The analysis of a hovering darner continues in this post. Part I can be found at the following link:

http://thedragonflywhisperer.blogspot.com/2014/01/a-hovering-darner-part-i.html
Last time, we saw that a hovering darner was actually "bobbing" up and down several times per second as it hovered, a frequency much slower than the rate of its wingbeats. We also produced a plot showing all twenty up-and-down "bobs" that the darner made in a five-second video clip.

To see the vertical motion in greater detail, we expand the plot and show the flight level of the darner for a period of 1.6 s. Notice that the bobbing motion is remarkably regular in both frequency and amplitude. I really hadn't expected to find such a nicely sinusoidal behavior.

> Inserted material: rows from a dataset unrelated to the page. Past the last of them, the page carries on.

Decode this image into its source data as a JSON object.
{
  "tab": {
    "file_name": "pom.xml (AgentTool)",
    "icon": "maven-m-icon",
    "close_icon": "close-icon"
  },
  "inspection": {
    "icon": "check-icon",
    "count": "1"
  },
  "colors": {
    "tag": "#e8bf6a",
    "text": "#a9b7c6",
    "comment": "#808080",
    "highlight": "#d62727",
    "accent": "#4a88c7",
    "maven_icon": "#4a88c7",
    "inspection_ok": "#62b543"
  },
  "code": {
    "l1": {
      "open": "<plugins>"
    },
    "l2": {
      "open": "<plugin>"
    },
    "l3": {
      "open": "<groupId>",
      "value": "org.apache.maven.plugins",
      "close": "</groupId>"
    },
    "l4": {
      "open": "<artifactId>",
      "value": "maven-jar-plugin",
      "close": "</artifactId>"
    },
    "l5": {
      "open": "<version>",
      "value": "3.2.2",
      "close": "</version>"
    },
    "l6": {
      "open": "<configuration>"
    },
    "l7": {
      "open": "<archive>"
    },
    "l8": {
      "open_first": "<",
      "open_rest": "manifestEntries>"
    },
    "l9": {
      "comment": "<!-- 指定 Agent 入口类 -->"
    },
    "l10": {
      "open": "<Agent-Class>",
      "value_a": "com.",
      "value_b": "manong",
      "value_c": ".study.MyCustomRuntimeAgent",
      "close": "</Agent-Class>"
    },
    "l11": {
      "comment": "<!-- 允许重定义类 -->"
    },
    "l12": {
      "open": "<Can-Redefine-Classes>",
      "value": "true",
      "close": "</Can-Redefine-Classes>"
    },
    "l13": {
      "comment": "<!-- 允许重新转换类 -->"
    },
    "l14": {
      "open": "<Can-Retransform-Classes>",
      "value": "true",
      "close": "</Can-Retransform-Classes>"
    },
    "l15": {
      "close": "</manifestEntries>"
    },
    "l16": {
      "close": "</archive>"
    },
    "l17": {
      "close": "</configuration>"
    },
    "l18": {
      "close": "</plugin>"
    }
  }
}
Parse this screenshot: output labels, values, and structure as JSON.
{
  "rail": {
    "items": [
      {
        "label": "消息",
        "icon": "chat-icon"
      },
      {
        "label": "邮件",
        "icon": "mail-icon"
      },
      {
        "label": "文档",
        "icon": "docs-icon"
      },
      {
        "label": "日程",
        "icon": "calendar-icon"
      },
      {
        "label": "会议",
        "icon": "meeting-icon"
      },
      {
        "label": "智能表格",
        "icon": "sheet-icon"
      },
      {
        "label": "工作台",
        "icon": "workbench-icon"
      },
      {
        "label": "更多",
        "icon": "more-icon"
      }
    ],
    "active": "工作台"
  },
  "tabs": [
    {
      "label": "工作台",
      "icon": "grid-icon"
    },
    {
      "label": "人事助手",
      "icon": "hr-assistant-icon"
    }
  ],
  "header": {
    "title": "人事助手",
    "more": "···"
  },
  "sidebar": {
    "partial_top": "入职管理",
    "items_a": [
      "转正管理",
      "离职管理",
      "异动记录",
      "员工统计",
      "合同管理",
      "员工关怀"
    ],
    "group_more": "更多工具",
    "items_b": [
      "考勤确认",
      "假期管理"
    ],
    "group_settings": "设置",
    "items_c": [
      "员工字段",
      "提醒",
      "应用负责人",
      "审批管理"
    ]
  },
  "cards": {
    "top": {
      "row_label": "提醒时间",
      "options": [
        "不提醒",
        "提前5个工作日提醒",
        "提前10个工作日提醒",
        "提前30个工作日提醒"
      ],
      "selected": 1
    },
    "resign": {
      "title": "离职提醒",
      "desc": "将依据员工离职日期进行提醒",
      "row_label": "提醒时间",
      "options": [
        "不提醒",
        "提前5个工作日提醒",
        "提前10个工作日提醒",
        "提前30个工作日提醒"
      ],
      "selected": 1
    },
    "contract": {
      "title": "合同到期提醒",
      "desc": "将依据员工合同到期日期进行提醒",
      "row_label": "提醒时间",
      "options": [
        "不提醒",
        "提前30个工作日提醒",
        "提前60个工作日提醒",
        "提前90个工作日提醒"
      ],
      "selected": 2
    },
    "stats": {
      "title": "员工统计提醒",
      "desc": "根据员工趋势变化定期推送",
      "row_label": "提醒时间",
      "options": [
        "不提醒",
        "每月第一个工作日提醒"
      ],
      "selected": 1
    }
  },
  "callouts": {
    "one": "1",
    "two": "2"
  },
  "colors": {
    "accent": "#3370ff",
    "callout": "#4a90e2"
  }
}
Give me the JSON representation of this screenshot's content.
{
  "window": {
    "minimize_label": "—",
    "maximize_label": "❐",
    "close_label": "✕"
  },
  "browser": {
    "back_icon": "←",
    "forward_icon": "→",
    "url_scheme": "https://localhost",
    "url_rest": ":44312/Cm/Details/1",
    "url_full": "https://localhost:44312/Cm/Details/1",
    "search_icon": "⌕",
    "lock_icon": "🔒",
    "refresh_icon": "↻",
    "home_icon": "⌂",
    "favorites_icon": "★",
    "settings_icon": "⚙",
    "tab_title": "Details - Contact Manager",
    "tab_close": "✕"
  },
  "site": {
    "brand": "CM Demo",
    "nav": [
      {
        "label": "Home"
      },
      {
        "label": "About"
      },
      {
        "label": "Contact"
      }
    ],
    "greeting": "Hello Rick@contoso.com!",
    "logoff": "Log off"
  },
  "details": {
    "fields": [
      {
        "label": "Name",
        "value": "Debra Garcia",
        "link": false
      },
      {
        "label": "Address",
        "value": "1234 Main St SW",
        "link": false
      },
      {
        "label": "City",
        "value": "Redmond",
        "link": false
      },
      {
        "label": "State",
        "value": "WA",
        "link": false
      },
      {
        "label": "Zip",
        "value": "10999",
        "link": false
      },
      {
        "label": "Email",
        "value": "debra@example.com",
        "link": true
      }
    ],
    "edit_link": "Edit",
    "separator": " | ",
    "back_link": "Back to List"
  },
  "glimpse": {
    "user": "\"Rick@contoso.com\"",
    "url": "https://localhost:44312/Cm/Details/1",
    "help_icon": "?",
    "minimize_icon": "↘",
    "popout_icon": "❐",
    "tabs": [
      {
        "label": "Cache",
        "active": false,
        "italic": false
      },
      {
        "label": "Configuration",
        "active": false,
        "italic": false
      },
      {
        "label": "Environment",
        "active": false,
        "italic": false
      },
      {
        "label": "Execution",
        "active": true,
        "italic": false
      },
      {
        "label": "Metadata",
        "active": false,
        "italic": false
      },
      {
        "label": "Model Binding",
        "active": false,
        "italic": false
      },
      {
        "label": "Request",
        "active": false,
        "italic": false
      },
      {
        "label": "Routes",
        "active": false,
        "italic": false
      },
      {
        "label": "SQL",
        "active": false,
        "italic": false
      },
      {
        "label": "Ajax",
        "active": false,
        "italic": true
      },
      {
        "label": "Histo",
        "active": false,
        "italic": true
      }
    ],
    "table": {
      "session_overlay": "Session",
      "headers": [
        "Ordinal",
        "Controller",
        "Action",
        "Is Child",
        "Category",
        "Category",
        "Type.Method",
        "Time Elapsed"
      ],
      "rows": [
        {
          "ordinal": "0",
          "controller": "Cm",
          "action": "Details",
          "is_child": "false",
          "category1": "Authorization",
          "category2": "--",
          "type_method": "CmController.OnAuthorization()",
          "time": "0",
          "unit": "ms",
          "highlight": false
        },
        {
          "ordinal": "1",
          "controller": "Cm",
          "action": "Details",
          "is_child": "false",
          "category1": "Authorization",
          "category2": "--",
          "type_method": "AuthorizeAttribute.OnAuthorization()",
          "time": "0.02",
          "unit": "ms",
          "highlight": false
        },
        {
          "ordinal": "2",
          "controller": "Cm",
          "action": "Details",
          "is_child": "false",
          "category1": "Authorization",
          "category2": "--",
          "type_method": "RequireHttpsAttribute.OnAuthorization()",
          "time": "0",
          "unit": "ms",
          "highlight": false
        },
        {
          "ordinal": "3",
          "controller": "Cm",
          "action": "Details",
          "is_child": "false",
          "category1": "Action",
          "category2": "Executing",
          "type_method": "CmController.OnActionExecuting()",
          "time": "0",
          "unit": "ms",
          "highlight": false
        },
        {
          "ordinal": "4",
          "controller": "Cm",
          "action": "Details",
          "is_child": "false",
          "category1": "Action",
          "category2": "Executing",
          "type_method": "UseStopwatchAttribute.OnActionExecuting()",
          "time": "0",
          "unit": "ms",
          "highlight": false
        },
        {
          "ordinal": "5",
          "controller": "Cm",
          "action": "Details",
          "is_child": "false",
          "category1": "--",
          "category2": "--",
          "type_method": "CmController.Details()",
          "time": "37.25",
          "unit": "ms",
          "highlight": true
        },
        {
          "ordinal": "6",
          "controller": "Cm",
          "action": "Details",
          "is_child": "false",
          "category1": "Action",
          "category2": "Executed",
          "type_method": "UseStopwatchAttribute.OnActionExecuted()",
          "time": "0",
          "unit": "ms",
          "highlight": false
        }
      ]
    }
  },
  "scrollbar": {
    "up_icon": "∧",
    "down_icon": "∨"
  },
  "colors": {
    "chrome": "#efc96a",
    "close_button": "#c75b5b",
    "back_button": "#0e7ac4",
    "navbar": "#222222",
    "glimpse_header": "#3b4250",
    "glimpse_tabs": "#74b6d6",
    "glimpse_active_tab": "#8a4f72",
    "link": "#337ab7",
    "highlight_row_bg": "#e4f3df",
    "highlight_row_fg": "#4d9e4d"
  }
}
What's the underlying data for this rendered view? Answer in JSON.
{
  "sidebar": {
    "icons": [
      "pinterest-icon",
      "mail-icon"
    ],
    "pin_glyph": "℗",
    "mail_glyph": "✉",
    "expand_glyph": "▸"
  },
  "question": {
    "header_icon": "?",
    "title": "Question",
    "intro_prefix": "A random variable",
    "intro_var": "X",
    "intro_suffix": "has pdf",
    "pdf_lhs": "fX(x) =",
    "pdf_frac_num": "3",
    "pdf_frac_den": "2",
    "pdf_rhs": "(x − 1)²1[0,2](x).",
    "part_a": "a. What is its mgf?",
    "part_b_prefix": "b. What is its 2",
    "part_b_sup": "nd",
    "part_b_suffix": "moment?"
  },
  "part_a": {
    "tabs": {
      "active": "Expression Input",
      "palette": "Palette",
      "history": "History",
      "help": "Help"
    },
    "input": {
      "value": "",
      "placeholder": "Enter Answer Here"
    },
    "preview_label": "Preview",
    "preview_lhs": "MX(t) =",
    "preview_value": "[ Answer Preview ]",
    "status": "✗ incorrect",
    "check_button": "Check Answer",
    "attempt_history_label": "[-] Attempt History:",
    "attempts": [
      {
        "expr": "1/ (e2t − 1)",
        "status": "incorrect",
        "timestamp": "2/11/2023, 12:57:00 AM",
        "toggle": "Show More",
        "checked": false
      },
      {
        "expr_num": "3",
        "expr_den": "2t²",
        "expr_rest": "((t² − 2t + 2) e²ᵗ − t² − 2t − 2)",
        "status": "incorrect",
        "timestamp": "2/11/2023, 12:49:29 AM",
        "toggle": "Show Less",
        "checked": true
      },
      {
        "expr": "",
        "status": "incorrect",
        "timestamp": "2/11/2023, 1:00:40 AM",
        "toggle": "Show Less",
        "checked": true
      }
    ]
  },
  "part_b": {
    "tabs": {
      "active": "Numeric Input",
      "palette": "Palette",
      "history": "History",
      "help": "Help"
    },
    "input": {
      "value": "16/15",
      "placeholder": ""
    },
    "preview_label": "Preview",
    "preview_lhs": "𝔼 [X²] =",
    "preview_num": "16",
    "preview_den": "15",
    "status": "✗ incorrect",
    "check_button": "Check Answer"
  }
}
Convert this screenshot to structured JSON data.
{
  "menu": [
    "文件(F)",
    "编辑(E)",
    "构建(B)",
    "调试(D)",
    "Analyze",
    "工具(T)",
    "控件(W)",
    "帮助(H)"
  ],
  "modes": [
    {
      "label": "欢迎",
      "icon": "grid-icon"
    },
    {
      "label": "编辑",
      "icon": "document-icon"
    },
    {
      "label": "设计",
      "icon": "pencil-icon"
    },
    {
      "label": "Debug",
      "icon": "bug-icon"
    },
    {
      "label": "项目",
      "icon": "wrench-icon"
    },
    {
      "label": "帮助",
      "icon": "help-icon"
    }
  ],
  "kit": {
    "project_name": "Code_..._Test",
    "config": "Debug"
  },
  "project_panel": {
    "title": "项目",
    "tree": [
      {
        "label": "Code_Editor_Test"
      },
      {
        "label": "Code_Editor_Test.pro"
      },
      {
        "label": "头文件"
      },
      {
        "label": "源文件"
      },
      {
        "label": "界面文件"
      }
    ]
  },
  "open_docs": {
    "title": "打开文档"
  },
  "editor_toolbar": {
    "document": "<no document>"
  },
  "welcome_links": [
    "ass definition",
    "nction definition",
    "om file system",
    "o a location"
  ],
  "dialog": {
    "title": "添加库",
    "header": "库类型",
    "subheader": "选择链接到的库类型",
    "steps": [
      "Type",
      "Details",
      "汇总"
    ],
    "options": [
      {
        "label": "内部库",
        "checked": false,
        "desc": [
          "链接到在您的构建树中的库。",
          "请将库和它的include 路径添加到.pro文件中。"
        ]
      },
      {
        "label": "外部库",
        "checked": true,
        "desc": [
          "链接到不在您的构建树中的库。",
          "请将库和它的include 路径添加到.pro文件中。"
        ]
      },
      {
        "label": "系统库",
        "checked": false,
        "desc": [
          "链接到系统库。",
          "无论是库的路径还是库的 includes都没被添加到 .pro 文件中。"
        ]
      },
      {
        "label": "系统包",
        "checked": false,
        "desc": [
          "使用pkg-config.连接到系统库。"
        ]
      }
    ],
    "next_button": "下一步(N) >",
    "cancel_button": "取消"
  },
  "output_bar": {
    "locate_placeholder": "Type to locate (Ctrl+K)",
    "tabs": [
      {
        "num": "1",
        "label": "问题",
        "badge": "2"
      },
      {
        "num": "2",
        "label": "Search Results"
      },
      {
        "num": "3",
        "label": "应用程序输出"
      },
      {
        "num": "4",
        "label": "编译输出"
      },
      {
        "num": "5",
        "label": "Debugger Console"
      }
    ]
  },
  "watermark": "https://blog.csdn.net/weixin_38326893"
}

The sinusoidal motion of the darner is well represented by the mathematical relation

*y*(

*t*) =

*A* sin(

*wt*), where

*y* is the flight level relative to the average height,

*w* is the angular frequency,

*t* is the time in seconds, and

*A* is the amplitude of motion. From the above figure, we can see that the amplitude is approximately

*A* = 0.40 cm, and the period of motion is about

*T* = 0.22 s. From the period of motion, we can obtain the angular frequency

*w* as follows:

*w* = 2π/

*T* = 29 rad/s.

The result for the angular frequency becomes important when we calculate the vertical acceleration of the darner. To begin, we note that the acceleration

*a*(

*t*) is obtained by taking two time derivates of the position; that is,

*a*(

*t*) = d^2

*y*/d

*t*^2 = –

*Aw*^2sin(

*wt*). It follows that the maximum upward or downward acceleration of the darner is

*Aw*^2 = 3.4 m/s^2. This is roughly 1/3 the acceleration due to gravity.

It follows, then, that the darner flaps weakly for about 4 flaps, resulting in a downward acceleration, followed by 4 strong flaps, resulting in an upward acceleration. This is illustrated in the next figure.

One explanation for the bobbing motion during hovering is that the alternating spurts of strong and weak wingbeats gives the darner a chance to rest on the wing – a little like wind sprints in humans. Another possibility is that the bobbing motion is a display mechanism – bobbing up and down may increase a darner's visibility to his rivals, letting them know where his territory is, and that he is on guard and ready to attack any intruders.

The last installment in the hover analysis will be posted tomorrow.